*** Opening THE DATA ***
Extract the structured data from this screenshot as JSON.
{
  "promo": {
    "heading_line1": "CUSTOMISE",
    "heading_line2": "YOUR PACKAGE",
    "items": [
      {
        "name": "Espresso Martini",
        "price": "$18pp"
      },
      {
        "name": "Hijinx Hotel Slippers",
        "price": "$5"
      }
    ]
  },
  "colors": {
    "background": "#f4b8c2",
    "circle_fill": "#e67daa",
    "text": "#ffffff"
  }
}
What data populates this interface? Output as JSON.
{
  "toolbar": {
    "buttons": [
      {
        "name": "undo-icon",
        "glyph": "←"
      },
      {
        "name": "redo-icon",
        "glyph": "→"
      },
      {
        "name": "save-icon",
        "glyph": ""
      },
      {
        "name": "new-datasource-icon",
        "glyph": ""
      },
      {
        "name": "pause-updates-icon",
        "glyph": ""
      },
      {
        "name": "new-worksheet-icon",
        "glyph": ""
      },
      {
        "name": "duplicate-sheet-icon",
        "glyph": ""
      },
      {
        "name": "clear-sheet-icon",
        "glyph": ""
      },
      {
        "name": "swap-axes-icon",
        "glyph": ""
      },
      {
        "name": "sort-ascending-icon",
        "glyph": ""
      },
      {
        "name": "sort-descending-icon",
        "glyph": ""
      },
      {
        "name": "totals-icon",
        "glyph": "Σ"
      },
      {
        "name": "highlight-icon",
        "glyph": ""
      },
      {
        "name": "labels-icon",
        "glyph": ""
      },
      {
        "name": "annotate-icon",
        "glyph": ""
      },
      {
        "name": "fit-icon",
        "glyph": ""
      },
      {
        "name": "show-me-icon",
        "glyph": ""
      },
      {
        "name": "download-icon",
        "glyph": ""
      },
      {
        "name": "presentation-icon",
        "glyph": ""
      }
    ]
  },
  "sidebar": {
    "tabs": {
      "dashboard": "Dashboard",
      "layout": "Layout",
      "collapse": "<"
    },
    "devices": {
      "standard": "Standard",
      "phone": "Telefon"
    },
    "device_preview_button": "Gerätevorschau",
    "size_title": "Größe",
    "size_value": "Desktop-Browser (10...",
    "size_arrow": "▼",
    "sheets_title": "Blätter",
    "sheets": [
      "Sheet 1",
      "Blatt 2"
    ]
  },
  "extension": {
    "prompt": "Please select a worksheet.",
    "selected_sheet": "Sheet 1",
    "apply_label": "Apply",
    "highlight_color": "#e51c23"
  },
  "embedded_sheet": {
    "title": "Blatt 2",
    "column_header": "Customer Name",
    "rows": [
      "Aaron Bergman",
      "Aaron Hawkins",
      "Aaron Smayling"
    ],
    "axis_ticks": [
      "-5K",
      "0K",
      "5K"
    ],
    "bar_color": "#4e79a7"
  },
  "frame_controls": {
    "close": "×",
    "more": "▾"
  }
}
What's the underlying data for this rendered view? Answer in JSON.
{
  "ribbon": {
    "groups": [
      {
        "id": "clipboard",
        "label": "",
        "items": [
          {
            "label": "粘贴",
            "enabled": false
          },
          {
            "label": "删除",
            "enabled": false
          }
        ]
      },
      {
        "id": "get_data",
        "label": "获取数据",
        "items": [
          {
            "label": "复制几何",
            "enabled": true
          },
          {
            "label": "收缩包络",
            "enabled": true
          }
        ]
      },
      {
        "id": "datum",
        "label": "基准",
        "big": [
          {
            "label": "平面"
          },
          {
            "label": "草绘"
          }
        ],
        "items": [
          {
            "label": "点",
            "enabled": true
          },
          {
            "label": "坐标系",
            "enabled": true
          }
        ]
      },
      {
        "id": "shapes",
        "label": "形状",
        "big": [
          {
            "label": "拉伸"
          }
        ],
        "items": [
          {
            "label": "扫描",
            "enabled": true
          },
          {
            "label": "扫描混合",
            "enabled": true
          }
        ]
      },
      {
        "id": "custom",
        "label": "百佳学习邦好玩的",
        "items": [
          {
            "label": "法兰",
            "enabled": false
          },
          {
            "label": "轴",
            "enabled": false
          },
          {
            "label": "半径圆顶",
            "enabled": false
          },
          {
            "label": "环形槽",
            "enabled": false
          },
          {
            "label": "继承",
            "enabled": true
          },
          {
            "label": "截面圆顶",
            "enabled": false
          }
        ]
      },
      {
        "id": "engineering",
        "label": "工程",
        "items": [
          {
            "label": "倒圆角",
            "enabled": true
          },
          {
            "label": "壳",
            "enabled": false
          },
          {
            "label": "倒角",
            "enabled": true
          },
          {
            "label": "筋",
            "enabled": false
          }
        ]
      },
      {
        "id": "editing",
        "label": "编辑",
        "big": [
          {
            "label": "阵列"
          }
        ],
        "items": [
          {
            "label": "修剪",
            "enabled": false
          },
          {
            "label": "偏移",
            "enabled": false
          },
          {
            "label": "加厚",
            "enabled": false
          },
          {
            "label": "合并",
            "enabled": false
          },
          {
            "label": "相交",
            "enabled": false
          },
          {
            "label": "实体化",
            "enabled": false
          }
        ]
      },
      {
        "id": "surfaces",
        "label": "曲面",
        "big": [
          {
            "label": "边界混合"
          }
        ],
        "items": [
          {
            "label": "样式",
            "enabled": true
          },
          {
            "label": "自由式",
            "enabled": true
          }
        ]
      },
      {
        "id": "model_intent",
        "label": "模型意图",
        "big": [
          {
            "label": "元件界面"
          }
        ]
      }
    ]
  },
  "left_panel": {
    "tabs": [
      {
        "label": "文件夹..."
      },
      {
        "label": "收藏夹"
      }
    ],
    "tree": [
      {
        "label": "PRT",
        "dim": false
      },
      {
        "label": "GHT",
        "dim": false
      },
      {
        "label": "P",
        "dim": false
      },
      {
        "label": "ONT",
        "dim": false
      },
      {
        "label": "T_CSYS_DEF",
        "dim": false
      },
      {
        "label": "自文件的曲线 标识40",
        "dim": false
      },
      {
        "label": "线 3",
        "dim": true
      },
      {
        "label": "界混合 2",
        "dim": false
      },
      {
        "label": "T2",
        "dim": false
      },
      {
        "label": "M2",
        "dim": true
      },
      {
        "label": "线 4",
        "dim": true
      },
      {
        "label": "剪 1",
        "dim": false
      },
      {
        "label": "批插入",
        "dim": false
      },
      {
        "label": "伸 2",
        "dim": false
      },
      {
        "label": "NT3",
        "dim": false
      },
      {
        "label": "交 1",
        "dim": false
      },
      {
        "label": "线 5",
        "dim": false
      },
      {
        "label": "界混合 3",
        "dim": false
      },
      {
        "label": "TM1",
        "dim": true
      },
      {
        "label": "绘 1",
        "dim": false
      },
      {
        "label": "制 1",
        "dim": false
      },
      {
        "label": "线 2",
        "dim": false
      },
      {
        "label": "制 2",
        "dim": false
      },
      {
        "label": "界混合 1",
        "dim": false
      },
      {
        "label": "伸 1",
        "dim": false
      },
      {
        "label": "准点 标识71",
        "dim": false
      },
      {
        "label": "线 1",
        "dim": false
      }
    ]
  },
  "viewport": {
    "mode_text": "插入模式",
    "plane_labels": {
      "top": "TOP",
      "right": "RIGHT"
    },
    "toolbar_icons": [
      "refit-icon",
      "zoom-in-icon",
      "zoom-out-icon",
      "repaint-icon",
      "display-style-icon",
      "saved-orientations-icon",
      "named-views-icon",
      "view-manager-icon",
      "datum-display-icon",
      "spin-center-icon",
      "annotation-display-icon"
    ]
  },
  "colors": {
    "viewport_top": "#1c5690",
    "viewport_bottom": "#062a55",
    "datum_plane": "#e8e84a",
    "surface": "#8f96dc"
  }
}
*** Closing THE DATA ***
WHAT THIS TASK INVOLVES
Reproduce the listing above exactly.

EXPECTED OUTPUT
Extract the structured data from this screenshot as JSON.
{
  "promo": {
    "heading_line1": "CUSTOMISE",
    "heading_line2": "YOUR PACKAGE",
    "items": [
      {
        "name": "Espresso Martini",
        "price": "$18pp"
      },
      {
        "name": "Hijinx Hotel Slippers",
        "price": "$5"
      }
    ]
  },
  "colors": {
    "background": "#f4b8c2",
    "circle_fill": "#e67daa",
    "text": "#ffffff"
  }
}
What data populates this interface? Output as JSON.
{
  "toolbar": {
    "buttons": [
      {
        "name": "undo-icon",
        "glyph": "←"
      },
      {
        "name": "redo-icon",
        "glyph": "→"
      },
      {
        "name": "save-icon",
        "glyph": ""
      },
      {
        "name": "new-datasource-icon",
        "glyph": ""
      },
      {
        "name": "pause-updates-icon",
        "glyph": ""
      },
      {
        "name": "new-worksheet-icon",
        "glyph": ""
      },
      {
        "name": "duplicate-sheet-icon",
        "glyph": ""
      },
      {
        "name": "clear-sheet-icon",
        "glyph": ""
      },
      {
        "name": "swap-axes-icon",
        "glyph": ""
      },
      {
        "name": "sort-ascending-icon",
        "glyph": ""
      },
      {
        "name": "sort-descending-icon",
        "glyph": ""
      },
      {
        "name": "totals-icon",
        "glyph": "Σ"
      },
      {
        "name": "highlight-icon",
        "glyph": ""
      },
      {
        "name": "labels-icon",
        "glyph": ""
      },
      {
        "name": "annotate-icon",
        "glyph": ""
      },
      {
        "name": "fit-icon",
        "glyph": ""
      },
      {
        "name": "show-me-icon",
        "glyph": ""
      },
      {
        "name": "download-icon",
        "glyph": ""
      },
      {
        "name": "presentation-icon",
        "glyph": ""
      }
    ]
  },
  "sidebar": {
    "tabs": {
      "dashboard": "Dashboard",
      "layout": "Layout",
      "collapse": "<"
    },
    "devices": {
      "standard": "Standard",
      "phone": "Telefon"
    },
    "device_preview_button": "Gerätevorschau",
    "size_title": "Größe",
    "size_value": "Desktop-Browser (10...",
    "size_arrow": "▼",
    "sheets_title": "Blätter",
    "sheets": [
      "Sheet 1",
      "Blatt 2"
    ]
  },
  "extension": {
    "prompt": "Please select a worksheet.",
    "selected_sheet": "Sheet 1",
    "apply_label": "Apply",
    "highlight_color": "#e51c23"
  },
  "embedded_sheet": {
    "title": "Blatt 2",
    "column_header": "Customer Name",
    "rows": [
      "Aaron Bergman",
      "Aaron Hawkins",
      "Aaron Smayling"
    ],
    "axis_ticks": [
      "-5K",
      "0K",
      "5K"
    ],
    "bar_color": "#4e79a7"
  },
  "frame_controls": {
    "close": "×",
    "more": "▾"
  }
}
What's the underlying data for this rendered view? Answer in JSON.
{
  "ribbon": {
    "groups": [
      {
        "id": "clipboard",
        "label": "",
        "items": [
          {
            "label": "粘贴",
            "enabled": false
          },
          {
            "label": "删除",
            "enabled": false
          }
        ]
      },
      {
        "id": "get_data",
        "label": "获取数据",
        "items": [
          {
            "label": "复制几何",
            "enabled": true
          },
          {
            "label": "收缩包络",
            "enabled": true
          }
        ]
      },
      {
        "id": "datum",
        "label": "基准",
        "big": [
          {
            "label": "平面"
          },
          {
            "label": "草绘"
          }
        ],
        "items": [
          {
            "label": "点",
            "enabled": true
          },
          {
            "label": "坐标系",
            "enabled": true
          }
        ]
      },
      {
        "id": "shapes",
        "label": "形状",
        "big": [
          {
            "label": "拉伸"
          }
        ],
        "items": [
          {
            "label": "扫描",
            "enabled": true
          },
          {
            "label": "扫描混合",
            "enabled": true
          }
        ]
      },
      {
        "id": "custom",
        "label": "百佳学习邦好玩的",
        "items": [
          {
            "label": "法兰",
            "enabled": false
          },
          {
            "label": "轴",
            "enabled": false
          },
          {
            "label": "半径圆顶",
            "enabled": false
          },
          {
            "label": "环形槽",
            "enabled": false
          },
          {
            "label": "继承",
            "enabled": true
          },
          {
            "label": "截面圆顶",
            "enabled": false
          }
        ]
      },
      {
        "id": "engineering",
        "label": "工程",
        "items": [
          {
            "label": "倒圆角",
            "enabled": true
          },
          {
            "label": "壳",
            "enabled": false
          },
          {
            "label": "倒角",
            "enabled": true
          },
          {
            "label": "筋",
            "enabled": false
          }
        ]
      },
      {
        "id": "editing",
        "label": "编辑",
        "big": [
          {
            "label": "阵列"
          }
        ],
        "items": [
          {
            "label": "修剪",
            "enabled": false
          },
          {
            "label": "偏移",
            "enabled": false
          },
          {
            "label": "加厚",
            "enabled": false
          },
          {
            "label": "合并",
            "enabled": false
          },
          {
            "label": "相交",
            "enabled": false
          },
          {
            "label": "实体化",
            "enabled": false
          }
        ]
      },
      {
        "id": "surfaces",
        "label": "曲面",
        "big": [
          {
            "label": "边界混合"
          }
        ],
        "items": [
          {
            "label": "样式",
            "enabled": true
          },
          {
            "label": "自由式",
            "enabled": true
          }
        ]
      },
      {
        "id": "model_intent",
        "label": "模型意图",
        "big": [
          {
            "label": "元件界面"
          }
        ]
      }
    ]
  },
  "left_panel": {
    "tabs": [
      {
        "label": "文件夹..."
      },
      {
        "label": "收藏夹"
      }
    ],
    "tree": [
      {
        "label": "PRT",
        "dim": false
      },
      {
        "label": "GHT",
        "dim": false
      },
      {
        "label": "P",
        "dim": false
      },
      {
        "label": "ONT",
        "dim": false
      },
      {
        "label": "T_CSYS_DEF",
        "dim": false
      },
      {
        "label": "自文件的曲线 标识40",
        "dim": false
      },
      {
        "label": "线 3",
        "dim": true
      },
      {
        "label": "界混合 2",
        "dim": false
      },
      {
        "label": "T2",
        "dim": false
      },
      {
        "label": "M2",
        "dim": true
      },
      {
        "label": "线 4",
        "dim": true
      },
      {
        "label": "剪 1",
        "dim": false
      },
      {
        "label": "批插入",
        "dim": false
      },
      {
        "label": "伸 2",
        "dim": false
      },
      {
        "label": "NT3",
        "dim": false
      },
      {
        "label": "交 1",
        "dim": false
      },
      {
        "label": "线 5",
        "dim": false
      },
      {
        "label": "界混合 3",
        "dim": false
      },
      {
        "label": "TM1",
        "dim": true
      },
      {
        "label": "绘 1",
        "dim": false
      },
      {
        "label": "制 1",
        "dim": false
      },
      {
        "label": "线 2",
        "dim": false
      },
      {
        "label": "制 2",
        "dim": false
      },
      {
        "label": "界混合 1",
        "dim": false
      },
      {
        "label": "伸 1",
        "dim": false
      },
      {
        "label": "准点 标识71",
        "dim": false
      },
      {
        "label": "线 1",
        "dim": false
      }
    ]
  },
  "viewport": {
    "mode_text": "插入模式",
    "plane_labels": {
      "top": "TOP",
      "right": "RIGHT"
    },
    "toolbar_icons": [
      "refit-icon",
      "zoom-in-icon",
      "zoom-out-icon",
      "repaint-icon",
      "display-style-icon",
      "saved-orientations-icon",
      "named-views-icon",
      "view-manager-icon",
      "datum-display-icon",
      "spin-center-icon",
      "annotation-display-icon"
    ]
  },
  "colors": {
    "viewport_top": "#1c5690",
    "viewport_bottom": "#062a55",
    "datum_plane": "#e8e84a",
    "surface": "#8f96dc"
  }
}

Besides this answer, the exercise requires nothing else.